MAR. 16, 2020
Sunday evening’s announcement by the Federal Reserve of a 100 basis point cut in the target federal funds rate range (to the zero bound), $700 billion in purchases of Treasury and mortgage-backed securities, easing of borrowing standards at the Fed’s discount window, cutting reserve requirement for banks to zero, and enhancing worldwide dollar liquidity through actions coordinated with the Bank of Canada, the Bank of England, the European Central Bank, the Bank of Japan, and the Swiss National Bank, indicates that the Fed has gone all in in an effort to mitigate the negative impacts on the economy and the functioning of financial markets in response to the COVID-19 pandemic.
Easier monetary policy — even combined with expansionary fiscal policy — will not be able to stop the spread of the coronavirus, nor is it likely to stop economic growth from slowing in the near term. But financial markets last week showed significant signs of strain — as they did in the fall of 2008 — and the Fed and other central banks are stepping in an aggressive manner to try to mitigate these negative impacts.
Importantly, Fed Chair Powell stated that the Fed was prepared to do more if necessary — so yesterday’s moves may not be the last if financial markets need additional assistance. And he also stated that negative interest rates were not among the Fed’s preferred policy tools. As a result, if the Fed does more in coming months, taking the target federal funds rates below the zero bound will not be done.
We expect real GDP growth in the second quarter to drop sharply in the U.S. — with annualized growth around -4.5 to -5.0 percent — as consumers and businesses cut back (often in response to state and local government mandates put into place to reduce the transmission of the virus). If the virus starts to abate by this summer, growth in the third quarter will still probably be negative, but not significantly — and the economy should rebound in the fourth quarter and into 2021 at an above-trend pace with lower interest rates and make-up spending. Without the Fed’s actions, the drop in economic activity would likely be far more severe.

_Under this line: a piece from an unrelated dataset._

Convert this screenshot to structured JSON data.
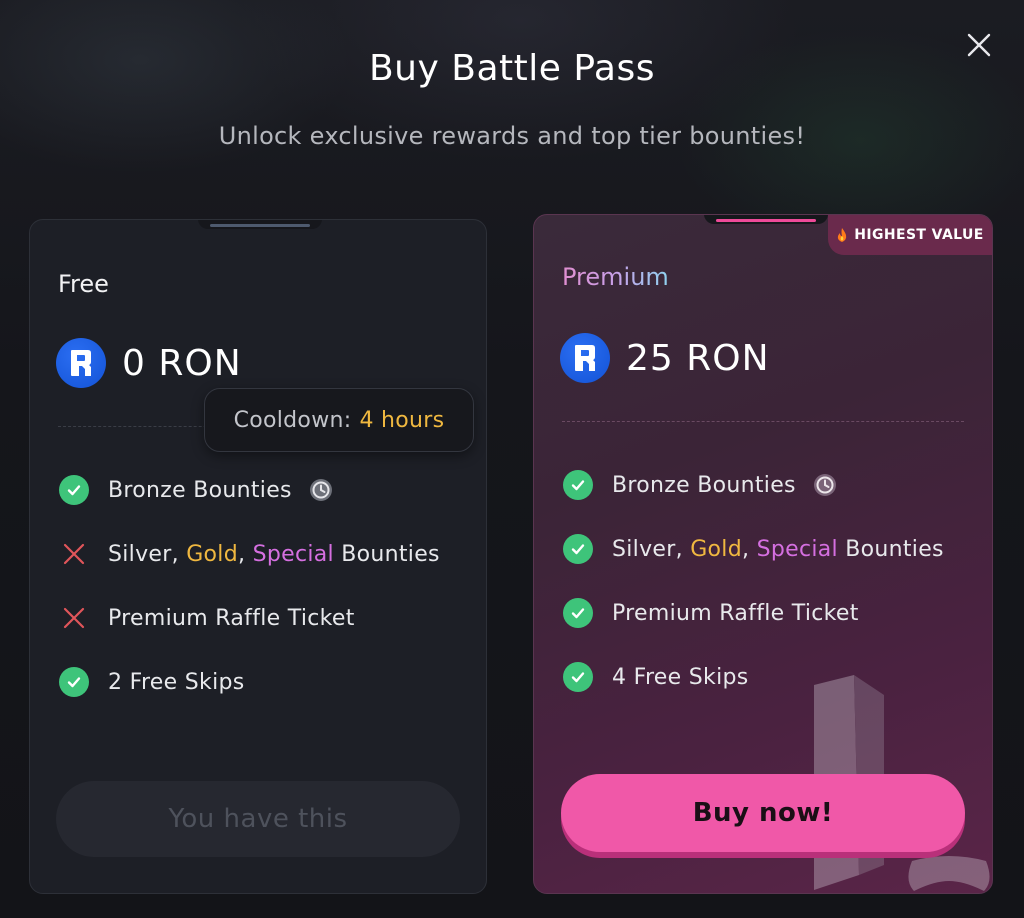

We expect this lower level of policy rates to be sustained well into next year, even as the economy rebounds, as the Fed will want to be sure that expansion is maintained in 2021 — and to be certain that eventual rate normalization does not occur before the economy is ready for higher interest rates.